It's rather nice when you come across an area of natural beauty that had been overlooked and discarded by yourself, as not being worthy of a visit, despite living in that same region for over 20 years. These are magical finds. We came across such a find last Tuesday in the north-eastern reaches of the Sierra de Almijara.
Beyond visiting the each of the Rio Verde and Pico Lopera walks a couple of times each, my only other hiking trip here had been to scale the long, drawn out peak of Navachica, many years ago. However, by chance, I came across the local route designated PR440 near the village of Lentegi. We, valiant Nomads, decided to give it a go.
Where we had chosen to start the local route, the PR440 circular loop, conveniently off the main road between Padul and Otivar, had no parking. Doh! This meant a bit of road walking initially before arriving at the "hors d'oeuvre" of the walk, a drop down into a deep gorge. We nearly missed the sharp left hand turn as the sign was off the track. This was a great descent, steep with superb views and surrounded by jagged peaks. Had the map been lying to us? Who put this walk here and then told nobody about it?

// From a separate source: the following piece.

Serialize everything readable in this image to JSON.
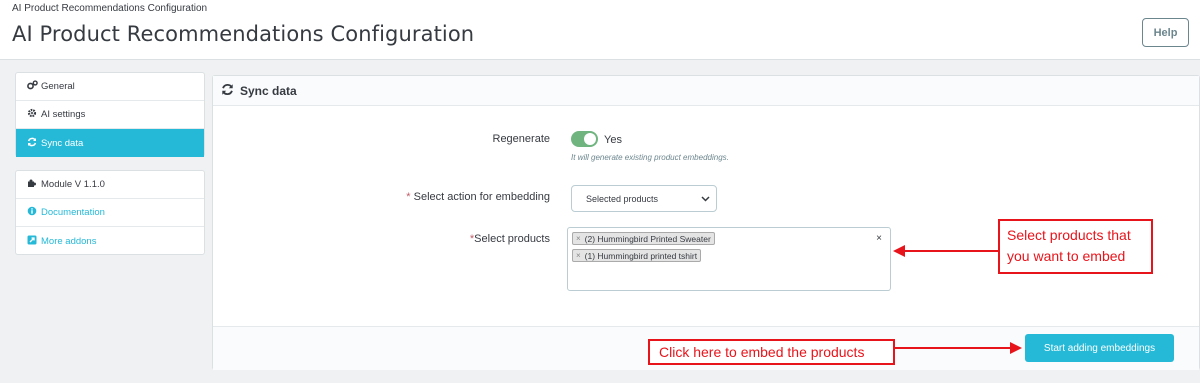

The base of the Rio Lentegi valley was reached where we found not a river, not a stream, in fact not a drop of water, apart from a forlorn "fuente" desperately trying to emit some of the wet stuff. We climbed up a steep "barranco" on a series of convenient zig-zags and emerged near a well worn dirt track.
Following the dirt track in a northwesterly direction we, rather surprisingly, came across a small area of local farming communities. A semi circle of peaks rose above us looking like a mini-Dolomites, but trees on their skylines gave substance to the illusion. This whole first section reminded me very much of our third day on the island of La Palma, where we descended through forested hillsides into the Caldera de Taburiente.
Following wide, easy dirt tracks does not suit me. I tend to go too fast, partly because I get a bit bored I guess? This increase in speed quickly tires me out and I have to be constantly reminding myself to slow down and take it steady. Towards the end of this dirt track we headed off on a path on the left. It's had been a well marked trail to be fair to the man who made it, but forgot to say anything to anybody about it!
We took a lunch break and sat beneath the soaring peaks. "Sun or shade?" was the cry as it was difficult to believe we were in fact in January. The sun beat down and the air remained windless. We stripped down to our t-shirts and those that had the foresight to bring along, donned shorts.
Following this well marked trail we came to a loose section where that same path designer had forgotten to put an important signpost. Probably the most important one of the lot. Yes, the only one that we really needed during the whole hike wasn't in fact there! This meant we went slightly wrong and involved us in a short section where Tarzan-like tactics were required. But, us Nomads are made of stern stuff and we quickly adjusted and found ourselves an alternative, more direct route, that led to us to rejoining the correct main track and, remarkably, saving ourselves a kilometer. Fortune favours the brave eh?
Now came the hardest part of the day, a steep ascent back up to the ridge line although admittedly (and kudos to the path designer that forgot the important signposts), it was on mostly well graded zig zags. From there we followed a forest track around the rim of the hills before taking a hiking trail (well signed!) that led steeply down via some narrow sections too, to emerged eventually onto the sunlit hillsides above our start point.
With cold beers calling us and not wanting more uphill walking, we decided on the longer but easier main road route back to the cars. The couple of beers in Otivar went down really well, so well in fact that we had some more in Lanjarón when we reached there.
A superb "Challenging" walk, that left us tired but with some more ideas for future visits to this lovely area. Statistics and photos below.
Smugmug Photo Album
Full Screen Images
- Next: Cold fingers in the Contraviesa
- Previous: The New Kitchen